This week’s horrific earthquake that hit Turkey and Syria has left the entire world in a state of shock.
The natural disaster, which occurred on Monday and registered a 7.8 on the Richter scale, has been officially reported to have resulted in over 12,000 deaths.
A massive relief effort has begun, and thousands are scouring the rubble for survivors hiding under destroyed buildings. Although more deaths are likely, there have recently been some merciful times. Those watching in horror now have hope, thanks to these miracles.
While under the rubble of her collapsed home this beautiful 7yr old Syrian girl has her hand over her little brothers head to protect him.
They both made it out ok. pic.twitter.com/GrffWBGd1C
— Vlogging Northwestern Syria (@timtams83) February 7, 2023
One such incident happened in the wee hours of Wednesday when a video of a seven-year-old Syrian girl protecting her younger brother. At the same time, their home was being destroyed and went viral on social media.
The terrified siblings can be seen trapped beneath the debris in the video, which was reportedly posted to Twitter. To shield her younger sibling, the older sister is seen putting her hand over the boy’s head.
Authorities successfully rescued the children, and they are now used as a symbol for the ongoing relief efforts.
Mohammad Safa, a UN representative, stated that the sister and brother had been interred beneath the debris for 17 hours.
This should win photo of the year #Syria #earthquake pic.twitter.com/R8E7yMLHM4
— Abier (@abierkhatib) February 8, 2023
“The 7-year-old girl who shielded her younger brother by keeping her palm on his head while they were buried under the rubble for 17 hours has reached safety. I see no one sharing. Spread goodwill, and everyone would share if she were dead, Safa tweeted.
Survival experts claim that the survivors’ window for rescue is rapidly closing even though it is still not too late to give up hope.
According to Steven Godby, a specialist in natural hazards, the survival rate is typically 74 per cent within 24 hours, 22 per cent after 72 hours, and 6 per cent by the fifth day.
Survival experts say that while there is still time to hold onto hope, the survivors’ window of opportunity for rescue is rapidly closing.

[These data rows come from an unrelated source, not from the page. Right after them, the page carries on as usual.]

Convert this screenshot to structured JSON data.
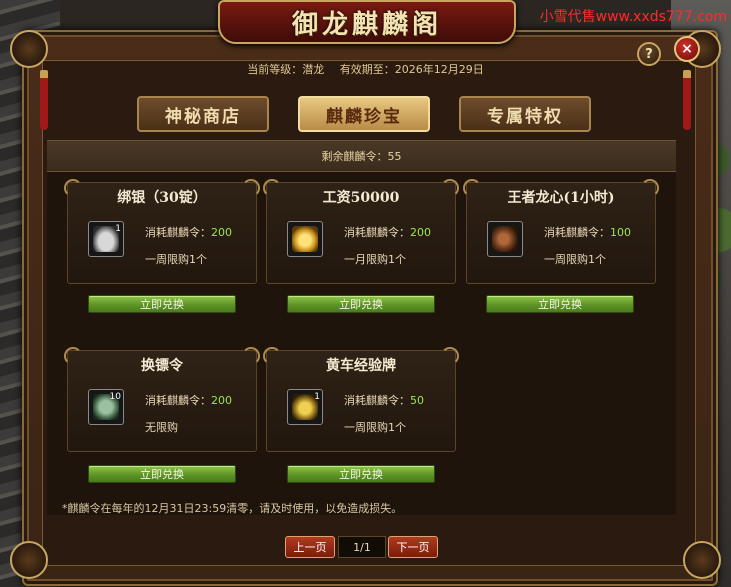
{
  "watermark": "小雪代售www.xxds777.com",
  "window": {
    "title": "御龙麒麟阁",
    "help_label": "?",
    "close_label": "×"
  },
  "info": {
    "level_label": "当前等级：",
    "level_value": "潜龙",
    "expire_label": "有效期至：",
    "expire_value": "2026年12月29日"
  },
  "tabs": [
    {
      "label": "神秘商店",
      "active": false
    },
    {
      "label": "麒麟珍宝",
      "active": true
    },
    {
      "label": "专属特权",
      "active": false
    }
  ],
  "remaining": {
    "label": "剩余麒麟令：",
    "value": "55"
  },
  "cost_label": "消耗麒麟令：",
  "items": [
    {
      "name": "绑银（30锭）",
      "icon": "silver-ingot-icon",
      "count": "1",
      "cost": "200",
      "limit": "一周限购1个",
      "button": "立即兑换"
    },
    {
      "name": "工资50000",
      "icon": "gold-treasure-icon",
      "count": "",
      "cost": "200",
      "limit": "一月限购1个",
      "button": "立即兑换"
    },
    {
      "name": "王者龙心(1小时)",
      "icon": "dragon-heart-icon",
      "count": "",
      "cost": "100",
      "limit": "一周限购1个",
      "button": "立即兑换"
    },
    {
      "name": "换镖令",
      "icon": "escort-token-icon",
      "count": "10",
      "cost": "200",
      "limit": "无限购",
      "button": "立即兑换"
    },
    {
      "name": "黄车经验牌",
      "icon": "yellow-cart-icon",
      "count": "1",
      "cost": "50",
      "limit": "一周限购1个",
      "button": "立即兑换"
    }
  ],
  "note": "*麒麟令在每年的12月31日23:59清零，请及时使用，以免造成损失。",
  "pager": {
    "prev": "上一页",
    "page": "1/1",
    "next": "下一页"
  }
}
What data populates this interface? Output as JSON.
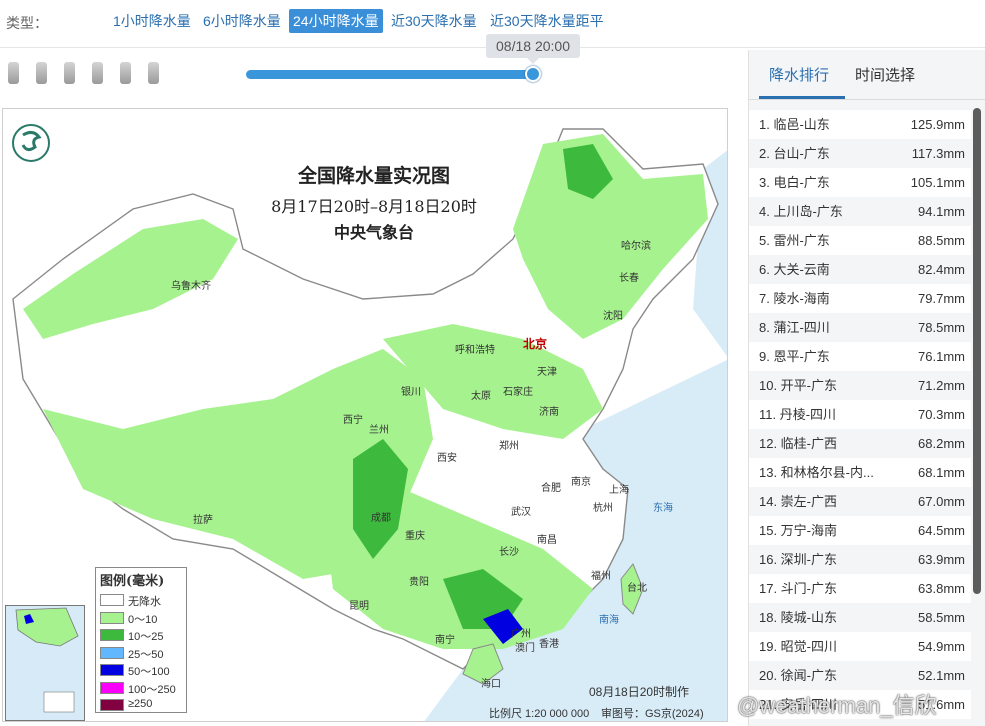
{
  "type_bar": {
    "label": "类型：",
    "options": [
      {
        "label": "1小时降水量",
        "active": false
      },
      {
        "label": "6小时降水量",
        "active": false
      },
      {
        "label": "24小时降水量",
        "active": true
      },
      {
        "label": "近30天降水量",
        "active": false
      },
      {
        "label": "近30天降水量距平",
        "active": false
      }
    ]
  },
  "timeline": {
    "tooltip": "08/18 20:00",
    "progress": 1.0
  },
  "map": {
    "title": "全国降水量实况图",
    "subtitle": "8月17日20时–8月18日20时",
    "agency": "中央气象台",
    "cities": [
      {
        "name": "乌鲁木齐"
      },
      {
        "name": "哈尔滨"
      },
      {
        "name": "长春"
      },
      {
        "name": "沈阳"
      },
      {
        "name": "呼和浩特"
      },
      {
        "name": "北京"
      },
      {
        "name": "天津"
      },
      {
        "name": "银川"
      },
      {
        "name": "太原"
      },
      {
        "name": "石家庄"
      },
      {
        "name": "济南"
      },
      {
        "name": "西宁"
      },
      {
        "name": "兰州"
      },
      {
        "name": "郑州"
      },
      {
        "name": "西安"
      },
      {
        "name": "合肥"
      },
      {
        "name": "南京"
      },
      {
        "name": "上海"
      },
      {
        "name": "拉萨"
      },
      {
        "name": "成都"
      },
      {
        "name": "武汉"
      },
      {
        "name": "杭州"
      },
      {
        "name": "重庆"
      },
      {
        "name": "长沙"
      },
      {
        "name": "南昌"
      },
      {
        "name": "贵阳"
      },
      {
        "name": "福州"
      },
      {
        "name": "台北"
      },
      {
        "name": "昆明"
      },
      {
        "name": "南宁"
      },
      {
        "name": "广州"
      },
      {
        "name": "香港"
      },
      {
        "name": "澳门"
      },
      {
        "name": "海口"
      }
    ],
    "legend": {
      "title": "图例(毫米)",
      "items": [
        {
          "label": "无降水",
          "color": "#ffffff"
        },
        {
          "label": "0～10",
          "color": "#a6f28f"
        },
        {
          "label": "10～25",
          "color": "#3dba3d"
        },
        {
          "label": "25～50",
          "color": "#61b8ff"
        },
        {
          "label": "50～100",
          "color": "#0000e1"
        },
        {
          "label": "100～250",
          "color": "#fa00fa"
        },
        {
          "label": "≥250",
          "color": "#800040"
        }
      ]
    },
    "footer_time": "08月18日20时制作",
    "footer_scale": "比例尺 1:20 000 000",
    "footer_approval": "审图号：GS京(2024)",
    "sea_label_east": "东海",
    "sea_label_south": "南海"
  },
  "ranking": {
    "tabs": [
      {
        "label": "降水排行",
        "active": true
      },
      {
        "label": "时间选择",
        "active": false
      }
    ],
    "items": [
      {
        "name": "1. 临邑-山东",
        "value": "125.9mm"
      },
      {
        "name": "2. 台山-广东",
        "value": "117.3mm"
      },
      {
        "name": "3. 电白-广东",
        "value": "105.1mm"
      },
      {
        "name": "4. 上川岛-广东",
        "value": "94.1mm"
      },
      {
        "name": "5. 雷州-广东",
        "value": "88.5mm"
      },
      {
        "name": "6. 大关-云南",
        "value": "82.4mm"
      },
      {
        "name": "7. 陵水-海南",
        "value": "79.7mm"
      },
      {
        "name": "8. 蒲江-四川",
        "value": "78.5mm"
      },
      {
        "name": "9. 恩平-广东",
        "value": "76.1mm"
      },
      {
        "name": "10. 开平-广东",
        "value": "71.2mm"
      },
      {
        "name": "11. 丹棱-四川",
        "value": "70.3mm"
      },
      {
        "name": "12. 临桂-广西",
        "value": "68.2mm"
      },
      {
        "name": "13. 和林格尔县-内...",
        "value": "68.1mm"
      },
      {
        "name": "14. 崇左-广西",
        "value": "67.0mm"
      },
      {
        "name": "15. 万宁-海南",
        "value": "64.5mm"
      },
      {
        "name": "16. 深圳-广东",
        "value": "63.9mm"
      },
      {
        "name": "17. 斗门-广东",
        "value": "63.8mm"
      },
      {
        "name": "18. 陵城-山东",
        "value": "58.5mm"
      },
      {
        "name": "19. 昭觉-四川",
        "value": "54.9mm"
      },
      {
        "name": "20. 徐闻-广东",
        "value": "52.1mm"
      },
      {
        "name": "21. 安岳-四川",
        "value": "51.6mm"
      }
    ]
  },
  "watermark": "@weatherman_信欣"
}
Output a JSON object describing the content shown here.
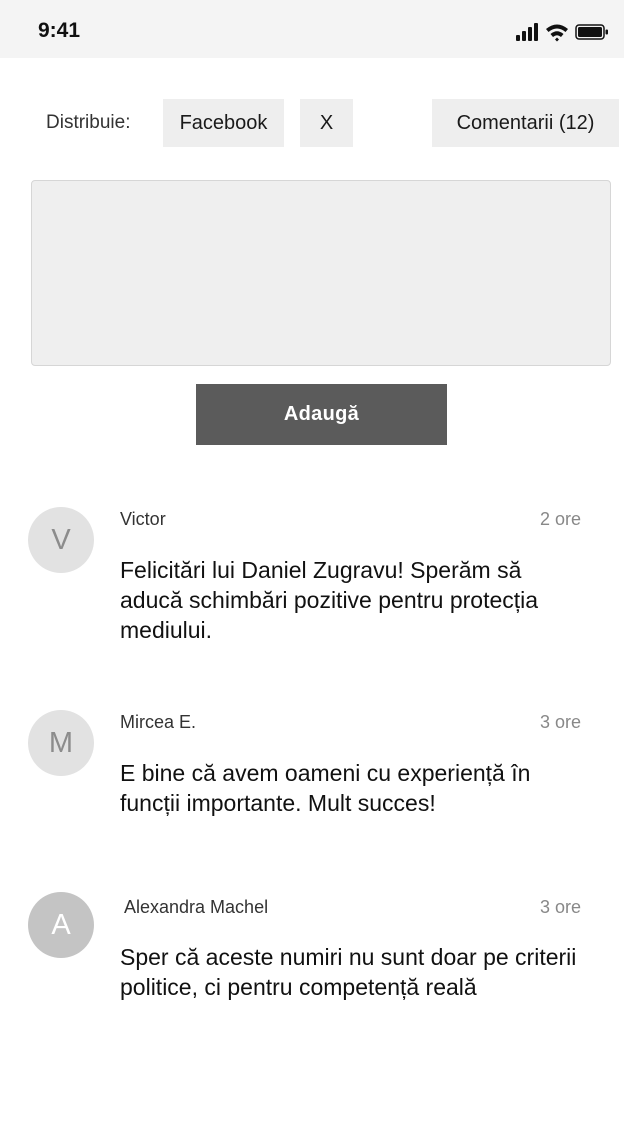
{
  "status_bar": {
    "time": "9:41",
    "icons": [
      "signal-icon",
      "wifi-icon",
      "battery-icon"
    ]
  },
  "share": {
    "label": "Distribuie:",
    "facebook": "Facebook",
    "x": "X",
    "comments": "Comentarii (12)"
  },
  "comment_form": {
    "placeholder": "",
    "submit_label": "Adaugă"
  },
  "comments": [
    {
      "initial": "V",
      "author": "Victor",
      "time": "2 ore",
      "text": "Felicitări lui Daniel Zugravu! Sperăm să aducă schimbări pozitive pentru protecția mediului."
    },
    {
      "initial": "M",
      "author": "Mircea E.",
      "time": "3 ore",
      "text": "E bine că avem oameni cu experiență în funcții importante. Mult succes!"
    },
    {
      "initial": "A",
      "author": "Alexandra Machel",
      "time": "3 ore",
      "text": "Sper că aceste numiri nu sunt doar pe criterii politice, ci pentru competență reală"
    }
  ],
  "colors": {
    "button_bg": "#eeeeee",
    "primary_button": "#5b5b5b",
    "textarea_bg": "#efefef",
    "avatar_light": "#e2e2e2",
    "avatar_dark": "#c4c4c4"
  }
}
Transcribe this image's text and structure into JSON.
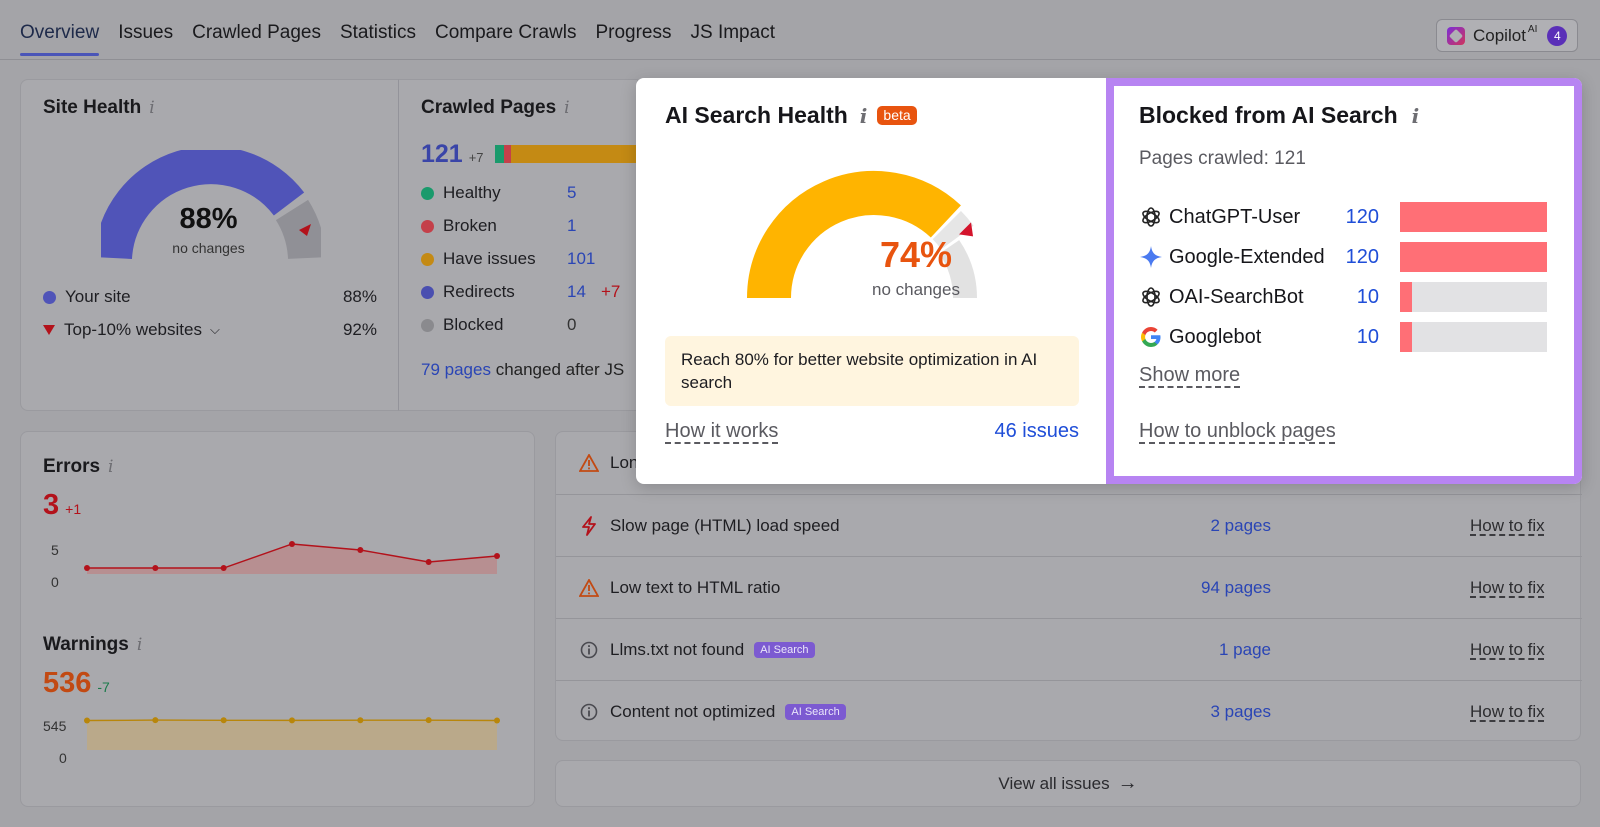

The survival rate is typically 74% within 24 hours, 22% after 72 hours, and 6% by day five, according to natural hazards specialist Steven Godby, speaking to Sky News.